It's known that Mild TBI results after a blunt force, non-penetrating head trauma, and it is most often defined as mild by a Glasgow Coma Scale (GCS) score of 13 to 15, 30 minutes after head injury. So, a Concussion is a subset of a mild TBI (mTBI) , and it is a trauma-induced alteration in mental status that may or may not involve a LOC event.

With that all said, I have experienced very similar results with not receiving an official mTBI diagnosis while on active duty in the U.S. Army albeit it was well documented about my PCS diagnosis and its symptomatology.

Currently, I am appealing the VBA's decision to not military service connect my original VA claim for TBI albeit it will probably be denied again if they use the straight TBI criteria (e.g., an official TBI diagnosis) and not the mTBI criteria (e.g., a PCS official diagnosis).

As such, I have rebutted using the DSM-V criteria for a "chronic" PCS medical condition as shown within my well-documented symptomatology. Hopefully, it shall be granted a military service-connection disability under VBA guidelines using the 38 CFR VASRD code 8045's facets of evaluation of cognitive impairment and other residuals of TBI not otherwise classified.

Indeed, please continue your fight for PCS to be granted as a military service-connection disability under VBA guidelines; I know that I definitely shall continue the fight until the very end at this point in time! ;)

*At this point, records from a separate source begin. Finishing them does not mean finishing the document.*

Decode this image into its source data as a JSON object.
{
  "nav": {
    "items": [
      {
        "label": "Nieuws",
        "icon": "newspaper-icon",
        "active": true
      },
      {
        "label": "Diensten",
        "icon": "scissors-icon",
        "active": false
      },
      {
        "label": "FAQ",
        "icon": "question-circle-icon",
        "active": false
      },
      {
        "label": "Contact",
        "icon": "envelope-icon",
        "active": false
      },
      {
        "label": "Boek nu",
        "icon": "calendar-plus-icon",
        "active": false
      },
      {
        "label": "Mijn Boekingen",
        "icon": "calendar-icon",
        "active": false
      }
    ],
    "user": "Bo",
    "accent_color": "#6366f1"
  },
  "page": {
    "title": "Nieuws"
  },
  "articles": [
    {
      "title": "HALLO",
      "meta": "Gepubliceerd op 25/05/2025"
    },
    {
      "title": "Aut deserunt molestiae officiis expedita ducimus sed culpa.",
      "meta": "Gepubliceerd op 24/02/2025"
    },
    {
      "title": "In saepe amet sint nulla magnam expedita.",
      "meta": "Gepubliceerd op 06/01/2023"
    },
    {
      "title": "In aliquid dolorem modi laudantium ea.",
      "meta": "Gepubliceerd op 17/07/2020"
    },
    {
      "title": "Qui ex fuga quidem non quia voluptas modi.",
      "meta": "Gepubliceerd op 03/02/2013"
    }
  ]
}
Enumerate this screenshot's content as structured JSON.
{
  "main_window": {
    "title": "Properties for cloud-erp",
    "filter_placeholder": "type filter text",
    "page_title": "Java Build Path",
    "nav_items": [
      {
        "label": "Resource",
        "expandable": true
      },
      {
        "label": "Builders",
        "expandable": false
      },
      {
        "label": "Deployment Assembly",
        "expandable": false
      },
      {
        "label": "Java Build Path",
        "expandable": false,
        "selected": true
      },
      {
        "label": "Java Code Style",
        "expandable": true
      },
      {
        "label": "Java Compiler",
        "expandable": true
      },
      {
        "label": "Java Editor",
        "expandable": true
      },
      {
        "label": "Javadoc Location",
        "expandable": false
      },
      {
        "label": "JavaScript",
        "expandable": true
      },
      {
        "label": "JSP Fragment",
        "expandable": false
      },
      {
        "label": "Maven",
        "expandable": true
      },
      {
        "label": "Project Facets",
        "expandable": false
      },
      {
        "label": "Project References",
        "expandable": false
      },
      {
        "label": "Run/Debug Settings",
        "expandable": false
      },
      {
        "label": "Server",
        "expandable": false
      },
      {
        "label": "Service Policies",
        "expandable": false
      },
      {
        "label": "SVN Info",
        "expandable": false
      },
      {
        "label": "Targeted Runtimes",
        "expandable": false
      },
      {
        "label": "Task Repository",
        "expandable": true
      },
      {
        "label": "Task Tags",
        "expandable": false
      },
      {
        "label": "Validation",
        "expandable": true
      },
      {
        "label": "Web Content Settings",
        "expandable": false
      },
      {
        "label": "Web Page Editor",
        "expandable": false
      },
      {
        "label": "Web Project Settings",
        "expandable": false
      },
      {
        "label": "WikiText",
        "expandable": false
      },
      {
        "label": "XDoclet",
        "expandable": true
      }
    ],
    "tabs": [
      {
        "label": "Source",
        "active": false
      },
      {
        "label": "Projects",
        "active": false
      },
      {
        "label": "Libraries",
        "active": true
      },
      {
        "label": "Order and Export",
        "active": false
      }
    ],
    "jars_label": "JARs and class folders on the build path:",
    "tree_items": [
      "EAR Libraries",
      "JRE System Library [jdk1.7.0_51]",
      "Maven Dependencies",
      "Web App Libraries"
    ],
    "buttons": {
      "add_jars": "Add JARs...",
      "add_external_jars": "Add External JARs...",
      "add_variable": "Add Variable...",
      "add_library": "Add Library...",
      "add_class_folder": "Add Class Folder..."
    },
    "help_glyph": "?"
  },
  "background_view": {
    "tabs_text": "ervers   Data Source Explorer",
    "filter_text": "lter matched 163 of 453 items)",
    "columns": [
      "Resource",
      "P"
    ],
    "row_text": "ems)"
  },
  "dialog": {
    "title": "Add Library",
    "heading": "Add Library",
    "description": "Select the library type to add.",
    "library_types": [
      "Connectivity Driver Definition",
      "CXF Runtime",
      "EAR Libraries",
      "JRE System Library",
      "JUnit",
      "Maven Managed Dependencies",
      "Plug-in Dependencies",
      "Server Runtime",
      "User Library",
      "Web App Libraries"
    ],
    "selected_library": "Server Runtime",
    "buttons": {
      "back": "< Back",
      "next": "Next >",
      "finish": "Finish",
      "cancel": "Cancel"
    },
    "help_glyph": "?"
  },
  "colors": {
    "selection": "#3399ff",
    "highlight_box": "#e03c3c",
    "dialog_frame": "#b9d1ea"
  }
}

Thus, I quite often comment that "possessing well-informed knowledge is truly a powerful equalizer."

Best Wishes!
 
Last edited:

landmine

PEB Forum Regular Member
PEB Forum Veteran
Registered Member
Thanks Warrior644. I will keep on fighting them to service connect PCS. I hope your appeal has a favorable outcome as well. I have some plans to read a lot of the DSM-V this weekend. Like you always say, knowledge is power!
 

Warrior644

Super Moderator
Staff Member
PEB Forum Veteran
Lifetime Supporter
Registered Member
Thanks Warrior644. I will keep on fighting them to service connect PCS. I hope your appeal has a favorable outcome as well. I have some plans to read a lot of the DSM-V this weekend. Like you always say, knowledge is power!
You are welcome; indeed and thanks, also! :)

Thus, I quite often comment that "possessing well-informed knowledge is truly a powerful equalizer."

Best Wishes!
 
data-matched-content-ui-type="image_stacked" data-matched-content-rows-num="3" data-matched-content-columns-num="1" data-ad-format="autorelaxed">
Top